Output all of the records exactly as written.

◆ Data about app and page elements ◆
+===+
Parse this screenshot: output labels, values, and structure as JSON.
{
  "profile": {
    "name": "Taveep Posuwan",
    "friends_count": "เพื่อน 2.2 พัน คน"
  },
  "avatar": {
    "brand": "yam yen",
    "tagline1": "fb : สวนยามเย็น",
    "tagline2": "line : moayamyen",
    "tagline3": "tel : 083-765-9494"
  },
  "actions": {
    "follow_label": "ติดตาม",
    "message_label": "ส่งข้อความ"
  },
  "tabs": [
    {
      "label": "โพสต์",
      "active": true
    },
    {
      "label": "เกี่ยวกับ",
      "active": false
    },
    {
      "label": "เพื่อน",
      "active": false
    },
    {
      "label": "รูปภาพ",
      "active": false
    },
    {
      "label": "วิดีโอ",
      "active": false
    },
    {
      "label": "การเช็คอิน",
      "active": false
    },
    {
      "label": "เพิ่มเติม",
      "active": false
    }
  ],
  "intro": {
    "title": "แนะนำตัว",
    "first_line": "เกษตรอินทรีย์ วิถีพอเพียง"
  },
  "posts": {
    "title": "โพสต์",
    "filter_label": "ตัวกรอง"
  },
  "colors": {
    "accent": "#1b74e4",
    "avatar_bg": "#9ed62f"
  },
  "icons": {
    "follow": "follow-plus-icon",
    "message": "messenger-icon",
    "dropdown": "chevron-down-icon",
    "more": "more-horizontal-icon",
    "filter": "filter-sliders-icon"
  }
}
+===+
◆ Answer to the problem ◆
Parse this screenshot: output labels, values, and structure as JSON.
{
  "profile": {
    "name": "Taveep Posuwan",
    "friends_count": "เพื่อน 2.2 พัน คน"
  },
  "avatar": {
    "brand": "yam yen",
    "tagline1": "fb : สวนยามเย็น",
    "tagline2": "line : moayamyen",
    "tagline3": "tel : 083-765-9494"
  },
  "actions": {
    "follow_label": "ติดตาม",
    "message_label": "ส่งข้อความ"
  },
  "tabs": [
    {
      "label": "โพสต์",
      "active": true
    },
    {
      "label": "เกี่ยวกับ",
      "active": false
    },
    {
      "label": "เพื่อน",
      "active": false
    },
    {
      "label": "รูปภาพ",
      "active": false
    },
    {
      "label": "วิดีโอ",
      "active": false
    },
    {
      "label": "การเช็คอิน",
      "active": false
    },
    {
      "label": "เพิ่มเติม",
      "active": false
    }
  ],
  "intro": {
    "title": "แนะนำตัว",
    "first_line": "เกษตรอินทรีย์ วิถีพอเพียง"
  },
  "posts": {
    "title": "โพสต์",
    "filter_label": "ตัวกรอง"
  },
  "colors": {
    "accent": "#1b74e4",
    "avatar_bg": "#9ed62f"
  },
  "icons": {
    "follow": "follow-plus-icon",
    "message": "messenger-icon",
    "dropdown": "chevron-down-icon",
    "more": "more-horizontal-icon",
    "filter": "filter-sliders-icon"
  }
}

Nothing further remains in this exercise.